“It was not a black tie event. There was no polite talk,” said Target’s founder Noel O’Dea in an e-mail following the agency’s raucous holiday shindig on Canada’s easternmost province. And based on the wild snapshots filed to us by Target this week, we’d have to agree with advertising’s most jolly fella: “This was not the Carlu.”

O’Dea, coined the “Chief Mummering Officer (CMO)” for the evening, led his 60-person team on an uproarious rampage last weekend, all in the name of a quirky Newfoundland and Labrador tradition.

You see, for those (like this Stim writer, who has the excuse of being a new-ish, first-gen Canadian) unfamiliar with the act of “mummering,” here’s a cheat sheet:

First, you forget all common dress sense and place upon your body a range of items from frightening masks to multi-coloured skirts, shirts and shoes; then, your new unidentified self must attempt to enter neighbouring homes and, if let in, proceed to play music, dance, jest and perform; finally, if your audience can correctly ID you, the disguise may come off and the socializing can begin (or you can travel as a mummering group to the next unsuspecting home).
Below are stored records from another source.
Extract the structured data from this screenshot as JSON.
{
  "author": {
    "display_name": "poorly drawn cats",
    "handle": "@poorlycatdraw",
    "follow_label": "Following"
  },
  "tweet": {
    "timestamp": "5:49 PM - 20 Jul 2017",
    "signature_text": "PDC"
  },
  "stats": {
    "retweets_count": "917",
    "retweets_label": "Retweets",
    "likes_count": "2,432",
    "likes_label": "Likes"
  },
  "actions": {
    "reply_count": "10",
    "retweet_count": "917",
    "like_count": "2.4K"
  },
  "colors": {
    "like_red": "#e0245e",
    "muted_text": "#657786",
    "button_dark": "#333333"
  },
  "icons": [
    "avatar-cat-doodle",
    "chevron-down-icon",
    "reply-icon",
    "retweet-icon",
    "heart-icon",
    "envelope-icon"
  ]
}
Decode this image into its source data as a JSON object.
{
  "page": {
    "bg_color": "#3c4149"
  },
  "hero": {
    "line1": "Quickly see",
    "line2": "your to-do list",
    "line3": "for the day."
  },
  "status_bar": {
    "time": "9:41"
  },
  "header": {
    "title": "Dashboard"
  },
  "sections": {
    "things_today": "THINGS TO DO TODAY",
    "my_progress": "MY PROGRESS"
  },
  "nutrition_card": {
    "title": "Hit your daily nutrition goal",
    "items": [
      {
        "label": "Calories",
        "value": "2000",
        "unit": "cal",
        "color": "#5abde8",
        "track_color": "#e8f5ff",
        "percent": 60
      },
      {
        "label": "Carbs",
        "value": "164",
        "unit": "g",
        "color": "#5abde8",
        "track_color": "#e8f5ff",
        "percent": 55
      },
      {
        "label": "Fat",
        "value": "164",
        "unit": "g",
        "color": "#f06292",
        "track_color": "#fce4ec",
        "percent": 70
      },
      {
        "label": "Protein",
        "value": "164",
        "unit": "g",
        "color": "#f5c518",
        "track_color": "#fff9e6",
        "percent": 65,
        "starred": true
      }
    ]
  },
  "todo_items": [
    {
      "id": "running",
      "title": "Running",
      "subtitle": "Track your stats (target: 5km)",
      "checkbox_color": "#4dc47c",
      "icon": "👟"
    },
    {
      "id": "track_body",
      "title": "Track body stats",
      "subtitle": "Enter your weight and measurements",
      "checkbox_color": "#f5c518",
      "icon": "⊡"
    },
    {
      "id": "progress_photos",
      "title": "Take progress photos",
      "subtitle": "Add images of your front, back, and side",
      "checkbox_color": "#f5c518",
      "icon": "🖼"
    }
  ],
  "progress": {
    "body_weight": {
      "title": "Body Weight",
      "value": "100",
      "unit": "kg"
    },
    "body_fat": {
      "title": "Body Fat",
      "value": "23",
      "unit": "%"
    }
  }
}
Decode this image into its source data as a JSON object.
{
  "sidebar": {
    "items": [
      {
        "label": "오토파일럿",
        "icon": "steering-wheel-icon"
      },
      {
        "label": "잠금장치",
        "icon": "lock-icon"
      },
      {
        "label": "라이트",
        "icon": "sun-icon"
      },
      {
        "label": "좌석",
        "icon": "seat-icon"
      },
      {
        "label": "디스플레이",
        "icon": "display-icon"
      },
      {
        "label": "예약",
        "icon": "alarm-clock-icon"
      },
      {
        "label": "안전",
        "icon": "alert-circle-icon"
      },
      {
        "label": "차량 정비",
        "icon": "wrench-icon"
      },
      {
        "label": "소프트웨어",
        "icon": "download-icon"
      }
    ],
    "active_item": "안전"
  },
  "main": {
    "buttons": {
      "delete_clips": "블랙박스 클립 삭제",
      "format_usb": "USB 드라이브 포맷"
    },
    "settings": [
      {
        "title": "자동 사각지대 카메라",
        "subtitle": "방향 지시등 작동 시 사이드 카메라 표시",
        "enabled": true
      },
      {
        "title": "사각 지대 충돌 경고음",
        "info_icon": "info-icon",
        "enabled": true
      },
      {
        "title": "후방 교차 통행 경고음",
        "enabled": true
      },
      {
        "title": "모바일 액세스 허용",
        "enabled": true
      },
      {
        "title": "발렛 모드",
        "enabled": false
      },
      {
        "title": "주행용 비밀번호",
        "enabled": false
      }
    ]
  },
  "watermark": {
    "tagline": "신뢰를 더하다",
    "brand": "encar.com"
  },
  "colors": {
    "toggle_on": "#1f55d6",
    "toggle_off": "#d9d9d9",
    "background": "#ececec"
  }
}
“Everyone wanted a highly creative and fun experience versus the usual ‘best practice’ of a plastic manufactured experience in Salon A of some hotel,” said O’Dea. “We never hire resumes. We hire people. Real people, not Kardashians. Because they’re a lot more fun at Christmas parties.”

It’s off-the-wall ridiculous, and utterly brilliant. How the centuries-old tradition (celebrating 200 years in 2019!) was once banned is a mystery.

Published by Stimulant 21 December 2018

Underwear becomes outerwear as we go Mummering along the oldest street in North America.